- Invented Eden: The Elusive, Disputed History of the Tasaday, Robin Hemley. U of Nebraska Press, 2007
- DUMONT, JEAN PAUL. 1988. "The Tasaday, Which and Whose, Toward the Political Economy of an Ethnographic Sign." Cultural Anthropology3 : 261-75.
- Molony, Carol H. 1992. "The Tasaday language: Evidence for authenticity?." In Thomas N. Headland (ed.), The Tasaday controversy: Assessing the evidence, 107-16. American Anthropological Association Scholarly Series, 28. Washington, D.C.: American Anthropological Association.
- Reid, Lawrence A. "Another Look at the Language of the Tasaday". Retrieved 12 June 2011.
- Reid, Lawrence A. 1992. "The Tasaday language: a key to Tasaday prehistory." In Thomas N. Headland (ed.), The Tasaday controversy: Assessing the evidence, 180-93. American Anthropological Association Scholarly Series, 28. Washington, D.C.: American Anthropological Association.

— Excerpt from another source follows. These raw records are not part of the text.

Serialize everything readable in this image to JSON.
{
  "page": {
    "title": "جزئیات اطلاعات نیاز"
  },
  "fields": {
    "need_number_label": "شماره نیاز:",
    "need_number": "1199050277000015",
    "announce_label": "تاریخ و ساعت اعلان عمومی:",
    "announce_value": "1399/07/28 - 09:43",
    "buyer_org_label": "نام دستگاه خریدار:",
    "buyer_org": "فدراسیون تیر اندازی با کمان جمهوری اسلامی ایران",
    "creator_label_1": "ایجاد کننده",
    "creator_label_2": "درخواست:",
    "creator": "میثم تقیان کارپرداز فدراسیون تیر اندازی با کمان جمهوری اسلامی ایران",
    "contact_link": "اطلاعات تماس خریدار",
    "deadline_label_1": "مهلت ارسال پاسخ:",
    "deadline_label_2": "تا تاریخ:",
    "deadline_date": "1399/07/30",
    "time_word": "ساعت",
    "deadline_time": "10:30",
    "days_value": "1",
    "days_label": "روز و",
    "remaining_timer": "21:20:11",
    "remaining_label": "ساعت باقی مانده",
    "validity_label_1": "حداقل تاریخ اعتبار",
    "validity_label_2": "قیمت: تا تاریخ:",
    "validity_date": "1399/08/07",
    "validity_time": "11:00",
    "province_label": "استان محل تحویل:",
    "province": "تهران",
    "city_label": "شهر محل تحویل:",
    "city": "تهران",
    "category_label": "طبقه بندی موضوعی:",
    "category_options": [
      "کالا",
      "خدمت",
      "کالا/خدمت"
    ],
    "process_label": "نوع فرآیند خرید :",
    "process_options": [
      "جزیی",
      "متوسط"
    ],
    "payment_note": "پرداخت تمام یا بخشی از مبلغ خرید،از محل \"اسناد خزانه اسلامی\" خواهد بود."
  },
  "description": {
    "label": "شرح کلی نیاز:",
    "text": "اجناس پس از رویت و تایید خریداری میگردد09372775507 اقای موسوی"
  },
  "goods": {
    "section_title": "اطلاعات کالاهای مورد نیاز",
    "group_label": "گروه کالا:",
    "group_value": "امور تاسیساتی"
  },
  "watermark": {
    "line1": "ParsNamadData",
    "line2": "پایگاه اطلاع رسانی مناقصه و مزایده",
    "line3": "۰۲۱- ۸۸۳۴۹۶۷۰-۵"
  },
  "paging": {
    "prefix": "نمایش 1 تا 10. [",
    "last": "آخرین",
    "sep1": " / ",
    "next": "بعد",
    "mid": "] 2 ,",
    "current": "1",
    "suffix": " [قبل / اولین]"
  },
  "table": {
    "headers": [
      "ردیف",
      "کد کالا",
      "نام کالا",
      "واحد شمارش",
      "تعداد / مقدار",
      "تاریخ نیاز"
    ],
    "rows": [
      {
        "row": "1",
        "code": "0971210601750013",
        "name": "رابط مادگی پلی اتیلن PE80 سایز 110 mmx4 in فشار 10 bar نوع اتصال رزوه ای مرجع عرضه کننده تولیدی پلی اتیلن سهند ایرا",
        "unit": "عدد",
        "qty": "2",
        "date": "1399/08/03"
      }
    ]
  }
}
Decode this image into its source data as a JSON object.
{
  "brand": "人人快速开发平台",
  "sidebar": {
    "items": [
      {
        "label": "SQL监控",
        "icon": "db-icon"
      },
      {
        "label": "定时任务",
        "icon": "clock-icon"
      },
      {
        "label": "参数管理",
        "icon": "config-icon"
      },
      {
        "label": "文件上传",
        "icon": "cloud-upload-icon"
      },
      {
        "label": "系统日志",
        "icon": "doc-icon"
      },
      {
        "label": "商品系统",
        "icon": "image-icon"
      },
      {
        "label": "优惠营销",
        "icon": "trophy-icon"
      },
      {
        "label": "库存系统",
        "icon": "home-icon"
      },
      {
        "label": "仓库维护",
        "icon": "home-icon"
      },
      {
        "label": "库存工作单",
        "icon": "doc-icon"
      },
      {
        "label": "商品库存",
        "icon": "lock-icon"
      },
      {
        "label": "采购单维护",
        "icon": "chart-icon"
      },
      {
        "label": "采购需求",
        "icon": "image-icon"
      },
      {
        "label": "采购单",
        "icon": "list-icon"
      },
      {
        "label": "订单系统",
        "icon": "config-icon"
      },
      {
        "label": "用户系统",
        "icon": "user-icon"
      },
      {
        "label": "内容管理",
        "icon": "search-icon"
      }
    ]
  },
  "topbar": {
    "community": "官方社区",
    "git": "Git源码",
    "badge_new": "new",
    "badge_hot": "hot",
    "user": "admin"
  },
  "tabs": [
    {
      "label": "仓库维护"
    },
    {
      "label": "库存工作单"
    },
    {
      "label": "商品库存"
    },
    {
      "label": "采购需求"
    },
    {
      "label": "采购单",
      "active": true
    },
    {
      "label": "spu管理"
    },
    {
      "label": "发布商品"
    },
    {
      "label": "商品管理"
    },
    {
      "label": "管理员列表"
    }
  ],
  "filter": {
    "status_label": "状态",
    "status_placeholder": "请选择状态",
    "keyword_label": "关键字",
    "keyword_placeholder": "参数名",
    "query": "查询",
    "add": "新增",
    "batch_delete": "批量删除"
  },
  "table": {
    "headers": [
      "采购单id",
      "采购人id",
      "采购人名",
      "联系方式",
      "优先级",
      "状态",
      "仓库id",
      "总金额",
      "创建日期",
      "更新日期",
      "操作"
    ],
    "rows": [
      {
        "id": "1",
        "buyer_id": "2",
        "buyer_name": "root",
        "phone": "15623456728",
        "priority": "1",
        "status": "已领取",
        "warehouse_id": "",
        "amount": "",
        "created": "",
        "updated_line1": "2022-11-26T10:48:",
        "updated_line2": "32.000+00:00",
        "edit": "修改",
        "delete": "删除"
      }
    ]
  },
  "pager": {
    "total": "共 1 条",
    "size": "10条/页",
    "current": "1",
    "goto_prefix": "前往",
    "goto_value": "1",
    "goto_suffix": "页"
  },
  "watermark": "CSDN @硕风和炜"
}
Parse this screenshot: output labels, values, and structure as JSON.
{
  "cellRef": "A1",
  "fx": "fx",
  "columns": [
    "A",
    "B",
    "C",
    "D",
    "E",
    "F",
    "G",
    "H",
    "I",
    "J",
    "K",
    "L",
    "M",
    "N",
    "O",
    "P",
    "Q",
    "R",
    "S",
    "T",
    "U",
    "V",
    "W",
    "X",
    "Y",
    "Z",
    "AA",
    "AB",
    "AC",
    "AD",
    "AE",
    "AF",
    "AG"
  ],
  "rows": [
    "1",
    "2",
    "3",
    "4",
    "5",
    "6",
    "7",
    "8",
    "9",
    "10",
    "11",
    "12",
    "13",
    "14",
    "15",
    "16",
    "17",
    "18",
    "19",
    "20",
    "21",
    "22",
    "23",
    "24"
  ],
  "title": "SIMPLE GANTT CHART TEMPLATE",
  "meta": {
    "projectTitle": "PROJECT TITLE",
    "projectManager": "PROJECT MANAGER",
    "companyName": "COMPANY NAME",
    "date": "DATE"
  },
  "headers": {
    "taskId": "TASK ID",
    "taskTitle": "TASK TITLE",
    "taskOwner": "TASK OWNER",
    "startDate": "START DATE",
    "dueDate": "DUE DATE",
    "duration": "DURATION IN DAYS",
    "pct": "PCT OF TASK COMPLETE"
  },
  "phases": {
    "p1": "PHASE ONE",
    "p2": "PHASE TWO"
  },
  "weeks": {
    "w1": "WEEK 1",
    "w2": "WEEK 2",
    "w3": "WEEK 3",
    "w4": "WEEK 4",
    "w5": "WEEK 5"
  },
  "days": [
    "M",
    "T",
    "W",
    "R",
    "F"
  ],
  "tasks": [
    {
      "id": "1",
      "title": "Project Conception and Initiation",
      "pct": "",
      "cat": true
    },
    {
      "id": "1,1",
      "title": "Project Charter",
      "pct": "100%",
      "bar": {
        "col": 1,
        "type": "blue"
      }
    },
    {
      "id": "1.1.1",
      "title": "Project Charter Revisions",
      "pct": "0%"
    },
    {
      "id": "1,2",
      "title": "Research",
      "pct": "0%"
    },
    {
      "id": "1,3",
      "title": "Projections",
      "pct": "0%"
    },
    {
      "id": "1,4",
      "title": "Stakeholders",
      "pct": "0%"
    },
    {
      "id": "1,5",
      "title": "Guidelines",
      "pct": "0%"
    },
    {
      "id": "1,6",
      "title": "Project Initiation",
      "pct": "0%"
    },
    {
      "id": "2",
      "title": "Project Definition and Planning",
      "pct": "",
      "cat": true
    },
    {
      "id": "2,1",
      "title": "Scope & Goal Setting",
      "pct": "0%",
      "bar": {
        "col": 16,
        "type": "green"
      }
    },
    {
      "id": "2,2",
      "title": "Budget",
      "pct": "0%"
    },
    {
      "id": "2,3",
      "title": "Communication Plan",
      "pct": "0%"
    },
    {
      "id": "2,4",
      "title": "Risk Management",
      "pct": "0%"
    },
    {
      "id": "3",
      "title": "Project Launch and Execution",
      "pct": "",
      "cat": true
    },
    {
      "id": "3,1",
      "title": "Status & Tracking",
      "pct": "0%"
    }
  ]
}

- ITEN, OSWALD. 1986. "Die Tasaday: Ein Philippinischer Steinzeitschwindel." Neue Zurcher Zeitung. Zurich, April 12: 77-89.
- BBC – h2g2 – The Tasaday Hoax – A726653
- The Tasaday Controversy. See discussion concerning accessibility of this site.
- LINGUISTIC ARCHAEOLOGY: TRACKING DOWN THE TASADAY LANGUAGE. 1994. Paper presented to the World Archaeology Contress – 3: Language, Anthropology and Archaeology, New Delhi, Dec. 4-11.
- Laurie Reid (1999). "About the Tasaday". Tokyo University of Foreign Studies. Retrieved 26 December 2010.
- The Tasaday 'Cave People'